Ms Morris said: "We are concerned about the effect of the uncertainty on Sam's well-being.

"We just seek clarity from the Lao government as soon as possible as to what exactly is going to happen so that we can advise her properly."

The British vice-consul from Bangkok in the neighbouring country of Thailand flew out to Laos yesterday to check on Orobator.

A spokesman for the embassy said: "(The vice-consul) will try to see her today.

"We are trying very hard to ensure that she does have good legal representation."

British authorities have only been able to visit Orobator for a period of 20 minutes, once a month, after learning of her arrest when she had already spent many months in jail.

There is no British embassy in Laos and the nearest is in Thailand.

Orobator was born in Nigeria but lived in south London with her aunt from the age of eight.

She lived in Camberwell and Peckham before leaving the country to travel to Ireland, Holland and Thailand.

She is understood to have been arrested at Wattay Airport, in Laos, on her way back to the UK last summer.

Her mother, Jane Orobator, a student at Trinity College Dublin, broke down yesterday as she said: "I'm just appealing to the British Government, to the Laos authorities, to just please release her.

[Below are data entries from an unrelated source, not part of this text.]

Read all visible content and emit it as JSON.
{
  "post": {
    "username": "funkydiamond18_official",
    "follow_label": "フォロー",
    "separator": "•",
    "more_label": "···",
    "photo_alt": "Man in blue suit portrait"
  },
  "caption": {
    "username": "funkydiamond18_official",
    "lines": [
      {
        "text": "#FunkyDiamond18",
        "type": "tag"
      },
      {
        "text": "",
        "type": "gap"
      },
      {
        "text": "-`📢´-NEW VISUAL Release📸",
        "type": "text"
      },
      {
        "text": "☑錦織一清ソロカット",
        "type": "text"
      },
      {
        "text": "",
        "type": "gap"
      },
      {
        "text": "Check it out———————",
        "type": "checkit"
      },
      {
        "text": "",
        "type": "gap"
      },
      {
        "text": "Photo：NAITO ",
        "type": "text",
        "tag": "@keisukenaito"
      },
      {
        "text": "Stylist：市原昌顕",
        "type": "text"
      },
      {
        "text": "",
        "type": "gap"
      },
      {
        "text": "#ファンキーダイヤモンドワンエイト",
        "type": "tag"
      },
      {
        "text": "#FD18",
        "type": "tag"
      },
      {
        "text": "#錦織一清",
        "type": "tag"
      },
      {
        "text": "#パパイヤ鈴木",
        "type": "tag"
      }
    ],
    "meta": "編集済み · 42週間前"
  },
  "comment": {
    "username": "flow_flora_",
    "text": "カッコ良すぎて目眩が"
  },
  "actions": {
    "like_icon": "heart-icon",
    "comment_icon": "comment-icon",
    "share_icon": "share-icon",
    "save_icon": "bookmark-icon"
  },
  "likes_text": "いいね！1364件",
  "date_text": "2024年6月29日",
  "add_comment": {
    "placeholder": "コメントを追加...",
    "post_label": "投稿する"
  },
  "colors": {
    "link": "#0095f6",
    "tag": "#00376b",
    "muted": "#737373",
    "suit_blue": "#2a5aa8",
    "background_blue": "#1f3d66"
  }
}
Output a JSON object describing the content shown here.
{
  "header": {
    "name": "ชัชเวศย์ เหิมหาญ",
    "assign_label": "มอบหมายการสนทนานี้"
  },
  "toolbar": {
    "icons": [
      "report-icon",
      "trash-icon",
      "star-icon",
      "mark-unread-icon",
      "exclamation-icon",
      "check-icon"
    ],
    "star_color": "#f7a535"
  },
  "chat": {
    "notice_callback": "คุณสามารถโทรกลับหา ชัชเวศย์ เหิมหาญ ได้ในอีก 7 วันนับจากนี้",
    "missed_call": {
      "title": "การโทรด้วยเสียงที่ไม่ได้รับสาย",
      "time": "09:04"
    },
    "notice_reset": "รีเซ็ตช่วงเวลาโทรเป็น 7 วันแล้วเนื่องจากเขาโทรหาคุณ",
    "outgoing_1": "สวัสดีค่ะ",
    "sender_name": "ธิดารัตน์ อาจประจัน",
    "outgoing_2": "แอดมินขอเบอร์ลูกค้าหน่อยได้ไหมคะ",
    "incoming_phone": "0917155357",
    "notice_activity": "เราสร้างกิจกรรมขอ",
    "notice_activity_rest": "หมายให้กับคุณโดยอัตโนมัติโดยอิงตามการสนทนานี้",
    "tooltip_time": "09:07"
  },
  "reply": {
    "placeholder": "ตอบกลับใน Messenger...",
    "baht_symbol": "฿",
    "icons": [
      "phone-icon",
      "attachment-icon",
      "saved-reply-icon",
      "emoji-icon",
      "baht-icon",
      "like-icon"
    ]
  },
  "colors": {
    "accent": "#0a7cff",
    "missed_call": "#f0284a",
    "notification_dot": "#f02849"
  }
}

"I just want them to bring her back to me. I'm really terrified. I have been crying my eyes out.

Mrs Orobator said she has no idea why her daughter was in Laos last summer and did not believe it when she heard of her arrest around late September.

She said the case is totally out of character for her daughter, who she described as a quiet, shy, small-built girl who looks like a young teenager.

Reprieve director Clive Stafford Smith described the legal process in Laos as "a farce".

"The trial is just being put on as a show," he said yesterday.

"She is five months pregnant, without ever having met a lawyer, facing a show trial for her life.

"If this provokes a miscarriage, the Laotians should understand that they have caused the death of this baby.

"There can hardly be a circumstance where scheduling a capital trial is less appropriate."

Phonthong prison where Orobator is being held has a reputation for beatings and brutality.

Cells measuring four square metres are used to house up to six prisoners and the daily ration reportedly consists of two bowls of pig-fat water soup and a bowl of sticky rice. Most prisoners rely on their families to deliver food.

Since 2003 at least 39 people have been sentenced to death in the east Asian country.

In Laos, smuggling more than 500g of heroin carries a mandatory death sentence.

Foreign Office Minister Bill Rammell said he will raise the case with the Laotian deputy prime minister when they meet in the UK on Thursday.